====== Source records ======
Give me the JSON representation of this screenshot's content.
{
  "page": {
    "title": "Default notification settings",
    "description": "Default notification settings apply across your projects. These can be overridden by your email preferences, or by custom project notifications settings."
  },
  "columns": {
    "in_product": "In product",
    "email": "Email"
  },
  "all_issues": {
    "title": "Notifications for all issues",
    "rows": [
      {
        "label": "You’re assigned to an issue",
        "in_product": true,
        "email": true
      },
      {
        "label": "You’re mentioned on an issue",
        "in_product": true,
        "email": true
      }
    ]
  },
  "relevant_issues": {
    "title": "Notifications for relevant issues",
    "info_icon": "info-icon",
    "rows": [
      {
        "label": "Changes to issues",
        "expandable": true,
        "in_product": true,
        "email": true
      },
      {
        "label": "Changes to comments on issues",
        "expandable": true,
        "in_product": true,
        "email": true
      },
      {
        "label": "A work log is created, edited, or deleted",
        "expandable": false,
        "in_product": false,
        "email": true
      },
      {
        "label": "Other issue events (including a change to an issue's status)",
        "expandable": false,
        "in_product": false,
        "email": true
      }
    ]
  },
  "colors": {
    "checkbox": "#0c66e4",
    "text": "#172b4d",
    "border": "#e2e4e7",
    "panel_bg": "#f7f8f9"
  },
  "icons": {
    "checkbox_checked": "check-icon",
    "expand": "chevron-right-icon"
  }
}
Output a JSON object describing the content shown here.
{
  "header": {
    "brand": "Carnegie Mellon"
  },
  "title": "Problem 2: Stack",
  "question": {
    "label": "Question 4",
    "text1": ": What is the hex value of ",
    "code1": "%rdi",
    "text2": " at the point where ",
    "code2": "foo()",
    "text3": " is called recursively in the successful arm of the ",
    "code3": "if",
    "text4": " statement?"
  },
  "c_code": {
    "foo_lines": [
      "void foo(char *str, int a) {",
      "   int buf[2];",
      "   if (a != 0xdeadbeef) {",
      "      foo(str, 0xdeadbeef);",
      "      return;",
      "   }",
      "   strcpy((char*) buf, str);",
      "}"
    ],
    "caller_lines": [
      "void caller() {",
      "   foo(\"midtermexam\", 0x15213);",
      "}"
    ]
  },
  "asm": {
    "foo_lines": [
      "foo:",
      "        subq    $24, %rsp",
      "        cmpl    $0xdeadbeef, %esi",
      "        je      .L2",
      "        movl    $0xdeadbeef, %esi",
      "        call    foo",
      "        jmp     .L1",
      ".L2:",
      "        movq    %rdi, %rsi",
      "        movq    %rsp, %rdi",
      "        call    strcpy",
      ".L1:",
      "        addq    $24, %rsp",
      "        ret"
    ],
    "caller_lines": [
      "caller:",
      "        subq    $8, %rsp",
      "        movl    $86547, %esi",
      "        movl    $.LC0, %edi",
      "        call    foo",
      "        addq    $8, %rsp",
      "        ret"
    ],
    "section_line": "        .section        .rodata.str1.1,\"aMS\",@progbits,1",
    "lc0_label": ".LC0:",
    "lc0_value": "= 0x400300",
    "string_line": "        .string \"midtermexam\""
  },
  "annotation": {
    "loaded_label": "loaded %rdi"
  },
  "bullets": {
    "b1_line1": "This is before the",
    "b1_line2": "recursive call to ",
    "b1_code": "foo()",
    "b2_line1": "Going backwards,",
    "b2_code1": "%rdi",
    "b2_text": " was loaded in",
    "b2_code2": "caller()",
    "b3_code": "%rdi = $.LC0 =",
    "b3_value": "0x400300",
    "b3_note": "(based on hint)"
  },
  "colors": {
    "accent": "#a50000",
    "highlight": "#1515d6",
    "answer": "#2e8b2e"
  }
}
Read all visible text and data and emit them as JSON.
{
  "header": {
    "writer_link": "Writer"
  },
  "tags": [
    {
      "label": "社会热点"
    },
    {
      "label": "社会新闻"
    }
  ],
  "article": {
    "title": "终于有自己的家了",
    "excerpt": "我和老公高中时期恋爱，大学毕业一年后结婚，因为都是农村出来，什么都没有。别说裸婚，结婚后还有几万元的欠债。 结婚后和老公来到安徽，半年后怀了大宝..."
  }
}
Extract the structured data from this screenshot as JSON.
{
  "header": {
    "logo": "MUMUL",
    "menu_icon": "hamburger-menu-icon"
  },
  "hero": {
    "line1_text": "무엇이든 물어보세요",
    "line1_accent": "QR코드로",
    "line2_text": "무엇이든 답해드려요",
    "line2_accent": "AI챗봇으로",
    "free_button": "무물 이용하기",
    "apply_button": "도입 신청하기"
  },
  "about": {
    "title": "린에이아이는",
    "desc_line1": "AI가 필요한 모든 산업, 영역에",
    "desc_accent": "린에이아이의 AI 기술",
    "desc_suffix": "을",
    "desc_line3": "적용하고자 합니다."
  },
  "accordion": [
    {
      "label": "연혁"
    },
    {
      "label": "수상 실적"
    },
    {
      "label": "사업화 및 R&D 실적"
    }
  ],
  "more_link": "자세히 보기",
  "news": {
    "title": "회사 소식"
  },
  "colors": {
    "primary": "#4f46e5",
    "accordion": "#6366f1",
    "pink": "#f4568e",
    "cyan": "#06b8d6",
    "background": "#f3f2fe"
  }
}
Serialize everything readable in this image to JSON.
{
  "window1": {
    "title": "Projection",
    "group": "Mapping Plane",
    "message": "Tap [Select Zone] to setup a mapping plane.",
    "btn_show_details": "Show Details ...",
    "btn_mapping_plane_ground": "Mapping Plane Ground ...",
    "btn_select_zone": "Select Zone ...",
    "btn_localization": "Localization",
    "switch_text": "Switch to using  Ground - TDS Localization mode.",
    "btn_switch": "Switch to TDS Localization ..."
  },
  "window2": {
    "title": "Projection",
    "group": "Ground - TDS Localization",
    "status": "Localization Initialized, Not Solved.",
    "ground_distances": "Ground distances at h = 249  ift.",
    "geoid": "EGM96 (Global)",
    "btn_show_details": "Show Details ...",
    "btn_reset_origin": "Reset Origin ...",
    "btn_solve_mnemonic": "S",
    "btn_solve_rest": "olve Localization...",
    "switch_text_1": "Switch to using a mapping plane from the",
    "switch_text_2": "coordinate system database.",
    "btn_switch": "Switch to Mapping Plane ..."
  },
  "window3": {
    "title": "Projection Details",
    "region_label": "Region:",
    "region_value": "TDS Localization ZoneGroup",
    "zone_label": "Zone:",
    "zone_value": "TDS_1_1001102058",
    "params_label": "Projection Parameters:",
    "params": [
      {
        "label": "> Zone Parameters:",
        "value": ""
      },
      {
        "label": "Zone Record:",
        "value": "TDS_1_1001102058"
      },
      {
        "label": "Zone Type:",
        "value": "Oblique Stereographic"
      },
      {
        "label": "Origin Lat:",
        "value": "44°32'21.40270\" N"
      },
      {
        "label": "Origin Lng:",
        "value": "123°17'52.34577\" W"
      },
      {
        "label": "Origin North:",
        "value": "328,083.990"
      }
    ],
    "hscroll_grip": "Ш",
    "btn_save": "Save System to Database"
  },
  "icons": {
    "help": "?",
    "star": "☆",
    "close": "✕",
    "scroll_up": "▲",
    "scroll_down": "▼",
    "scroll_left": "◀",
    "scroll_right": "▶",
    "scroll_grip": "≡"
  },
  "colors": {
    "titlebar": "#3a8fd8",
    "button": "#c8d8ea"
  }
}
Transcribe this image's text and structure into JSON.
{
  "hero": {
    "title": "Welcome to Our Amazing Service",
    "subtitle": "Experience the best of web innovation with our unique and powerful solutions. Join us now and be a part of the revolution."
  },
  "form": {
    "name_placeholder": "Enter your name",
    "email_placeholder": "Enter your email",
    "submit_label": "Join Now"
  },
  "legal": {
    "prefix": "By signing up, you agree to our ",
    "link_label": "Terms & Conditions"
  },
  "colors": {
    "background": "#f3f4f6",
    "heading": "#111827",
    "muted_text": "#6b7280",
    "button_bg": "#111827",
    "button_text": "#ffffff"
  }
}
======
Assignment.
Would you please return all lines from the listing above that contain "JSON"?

Expected answer.
Give me the JSON representation of this screenshot's content.
Output a JSON object describing the content shown here.
Read all visible text and data and emit them as JSON.
Extract the structured data from this screenshot as JSON.
Serialize everything readable in this image to JSON.
Transcribe this image's text and structure into JSON.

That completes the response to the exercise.